● **Task brief**: From the data that follows, report how many lines hold the string "JSON", giving only the number.

Start of Exercise data

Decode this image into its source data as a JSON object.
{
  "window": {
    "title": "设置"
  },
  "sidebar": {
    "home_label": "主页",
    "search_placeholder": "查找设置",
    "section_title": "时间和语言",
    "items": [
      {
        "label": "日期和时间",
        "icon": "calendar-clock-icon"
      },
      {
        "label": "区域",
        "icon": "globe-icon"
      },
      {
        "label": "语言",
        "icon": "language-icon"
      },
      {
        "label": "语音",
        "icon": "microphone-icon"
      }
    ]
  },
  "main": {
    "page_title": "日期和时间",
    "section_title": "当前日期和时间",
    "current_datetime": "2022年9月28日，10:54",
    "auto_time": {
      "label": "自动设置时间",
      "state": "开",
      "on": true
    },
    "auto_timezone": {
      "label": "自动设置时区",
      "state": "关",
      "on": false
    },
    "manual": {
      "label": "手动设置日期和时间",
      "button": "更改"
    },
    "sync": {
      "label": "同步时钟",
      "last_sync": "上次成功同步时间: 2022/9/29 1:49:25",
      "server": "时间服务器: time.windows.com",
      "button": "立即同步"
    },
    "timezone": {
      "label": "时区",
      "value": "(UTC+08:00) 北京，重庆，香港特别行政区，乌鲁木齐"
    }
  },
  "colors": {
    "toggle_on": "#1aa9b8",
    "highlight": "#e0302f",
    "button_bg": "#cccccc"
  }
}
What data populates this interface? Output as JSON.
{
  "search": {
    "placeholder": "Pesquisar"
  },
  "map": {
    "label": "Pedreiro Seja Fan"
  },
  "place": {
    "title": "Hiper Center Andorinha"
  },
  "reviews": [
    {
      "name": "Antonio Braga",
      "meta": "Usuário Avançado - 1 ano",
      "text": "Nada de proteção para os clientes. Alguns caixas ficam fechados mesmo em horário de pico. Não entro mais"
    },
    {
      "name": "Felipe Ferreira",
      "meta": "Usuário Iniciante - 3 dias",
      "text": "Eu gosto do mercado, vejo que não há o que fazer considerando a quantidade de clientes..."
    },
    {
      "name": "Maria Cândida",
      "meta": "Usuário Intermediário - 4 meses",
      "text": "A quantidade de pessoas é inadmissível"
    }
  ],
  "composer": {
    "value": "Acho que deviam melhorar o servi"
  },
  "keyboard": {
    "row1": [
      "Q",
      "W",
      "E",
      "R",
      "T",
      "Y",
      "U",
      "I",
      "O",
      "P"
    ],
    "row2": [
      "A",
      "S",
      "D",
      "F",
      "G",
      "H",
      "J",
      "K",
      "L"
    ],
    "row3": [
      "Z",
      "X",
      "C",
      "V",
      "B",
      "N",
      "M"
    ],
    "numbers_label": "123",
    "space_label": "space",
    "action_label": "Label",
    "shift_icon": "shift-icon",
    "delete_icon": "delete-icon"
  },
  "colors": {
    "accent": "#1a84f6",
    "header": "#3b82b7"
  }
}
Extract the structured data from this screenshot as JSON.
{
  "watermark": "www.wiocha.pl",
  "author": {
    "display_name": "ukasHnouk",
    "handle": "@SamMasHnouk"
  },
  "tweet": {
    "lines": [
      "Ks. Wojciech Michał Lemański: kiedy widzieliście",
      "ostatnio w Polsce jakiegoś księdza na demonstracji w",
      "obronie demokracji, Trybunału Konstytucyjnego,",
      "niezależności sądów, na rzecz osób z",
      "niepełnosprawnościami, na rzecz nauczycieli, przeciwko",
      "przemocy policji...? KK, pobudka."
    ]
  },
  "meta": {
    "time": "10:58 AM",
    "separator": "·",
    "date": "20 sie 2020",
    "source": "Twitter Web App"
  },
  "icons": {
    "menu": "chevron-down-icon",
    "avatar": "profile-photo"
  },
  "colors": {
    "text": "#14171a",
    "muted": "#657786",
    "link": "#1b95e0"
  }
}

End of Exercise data

● **Output for this exercise**: 3